>>

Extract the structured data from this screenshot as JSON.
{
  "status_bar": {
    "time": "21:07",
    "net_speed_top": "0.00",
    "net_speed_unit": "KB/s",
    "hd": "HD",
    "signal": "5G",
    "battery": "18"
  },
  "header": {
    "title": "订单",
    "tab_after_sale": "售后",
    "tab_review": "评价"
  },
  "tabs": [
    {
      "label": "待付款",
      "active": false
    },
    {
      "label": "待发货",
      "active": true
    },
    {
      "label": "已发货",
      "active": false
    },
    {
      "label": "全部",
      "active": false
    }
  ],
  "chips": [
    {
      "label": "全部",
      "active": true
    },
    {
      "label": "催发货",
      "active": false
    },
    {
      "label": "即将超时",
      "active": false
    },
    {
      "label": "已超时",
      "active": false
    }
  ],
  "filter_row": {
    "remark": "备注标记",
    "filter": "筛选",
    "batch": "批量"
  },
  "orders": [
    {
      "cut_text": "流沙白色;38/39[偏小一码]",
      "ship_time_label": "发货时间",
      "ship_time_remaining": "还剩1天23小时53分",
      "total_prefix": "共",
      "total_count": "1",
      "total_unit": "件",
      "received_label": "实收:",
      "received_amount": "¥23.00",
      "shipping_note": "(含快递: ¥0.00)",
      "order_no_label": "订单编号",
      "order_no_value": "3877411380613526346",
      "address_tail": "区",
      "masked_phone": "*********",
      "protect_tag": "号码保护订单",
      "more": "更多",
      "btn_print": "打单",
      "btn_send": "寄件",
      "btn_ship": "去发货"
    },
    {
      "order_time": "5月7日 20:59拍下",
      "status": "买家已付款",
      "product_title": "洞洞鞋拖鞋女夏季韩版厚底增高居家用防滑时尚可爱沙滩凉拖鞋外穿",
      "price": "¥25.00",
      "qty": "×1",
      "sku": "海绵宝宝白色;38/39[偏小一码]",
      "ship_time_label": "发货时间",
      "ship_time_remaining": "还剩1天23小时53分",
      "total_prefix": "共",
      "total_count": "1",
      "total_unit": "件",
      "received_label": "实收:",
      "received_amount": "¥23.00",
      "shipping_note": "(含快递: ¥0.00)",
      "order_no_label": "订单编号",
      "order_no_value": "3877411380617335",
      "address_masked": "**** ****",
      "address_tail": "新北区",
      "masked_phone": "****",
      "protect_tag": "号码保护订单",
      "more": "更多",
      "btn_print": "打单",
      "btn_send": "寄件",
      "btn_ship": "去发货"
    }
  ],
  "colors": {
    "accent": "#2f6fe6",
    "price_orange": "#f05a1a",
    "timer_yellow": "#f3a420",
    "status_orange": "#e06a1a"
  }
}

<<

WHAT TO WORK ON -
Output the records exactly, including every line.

ANSWER AREA -
Extract the structured data from this screenshot as JSON.
{
  "status_bar": {
    "time": "21:07",
    "net_speed_top": "0.00",
    "net_speed_unit": "KB/s",
    "hd": "HD",
    "signal": "5G",
    "battery": "18"
  },
  "header": {
    "title": "订单",
    "tab_after_sale": "售后",
    "tab_review": "评价"
  },
  "tabs": [
    {
      "label": "待付款",
      "active": false
    },
    {
      "label": "待发货",
      "active": true
    },
    {
      "label": "已发货",
      "active": false
    },
    {
      "label": "全部",
      "active": false
    }
  ],
  "chips": [
    {
      "label": "全部",
      "active": true
    },
    {
      "label": "催发货",
      "active": false
    },
    {
      "label": "即将超时",
      "active": false
    },
    {
      "label": "已超时",
      "active": false
    }
  ],
  "filter_row": {
    "remark": "备注标记",
    "filter": "筛选",
    "batch": "批量"
  },
  "orders": [
    {
      "cut_text": "流沙白色;38/39[偏小一码]",
      "ship_time_label": "发货时间",
      "ship_time_remaining": "还剩1天23小时53分",
      "total_prefix": "共",
      "total_count": "1",
      "total_unit": "件",
      "received_label": "实收:",
      "received_amount": "¥23.00",
      "shipping_note": "(含快递: ¥0.00)",
      "order_no_label": "订单编号",
      "order_no_value": "3877411380613526346",
      "address_tail": "区",
      "masked_phone": "*********",
      "protect_tag": "号码保护订单",
      "more": "更多",
      "btn_print": "打单",
      "btn_send": "寄件",
      "btn_ship": "去发货"
    },
    {
      "order_time": "5月7日 20:59拍下",
      "status": "买家已付款",
      "product_title": "洞洞鞋拖鞋女夏季韩版厚底增高居家用防滑时尚可爱沙滩凉拖鞋外穿",
      "price": "¥25.00",
      "qty": "×1",
      "sku": "海绵宝宝白色;38/39[偏小一码]",
      "ship_time_label": "发货时间",
      "ship_time_remaining": "还剩1天23小时53分",
      "total_prefix": "共",
      "total_count": "1",
      "total_unit": "件",
      "received_label": "实收:",
      "received_amount": "¥23.00",
      "shipping_note": "(含快递: ¥0.00)",
      "order_no_label": "订单编号",
      "order_no_value": "3877411380617335",
      "address_masked": "**** ****",
      "address_tail": "新北区",
      "masked_phone": "****",
      "protect_tag": "号码保护订单",
      "more": "更多",
      "btn_print": "打单",
      "btn_send": "寄件",
      "btn_ship": "去发货"
    }
  ],
  "colors": {
    "accent": "#2f6fe6",
    "price_orange": "#f05a1a",
    "timer_yellow": "#f3a420",
    "status_orange": "#e06a1a"
  }
}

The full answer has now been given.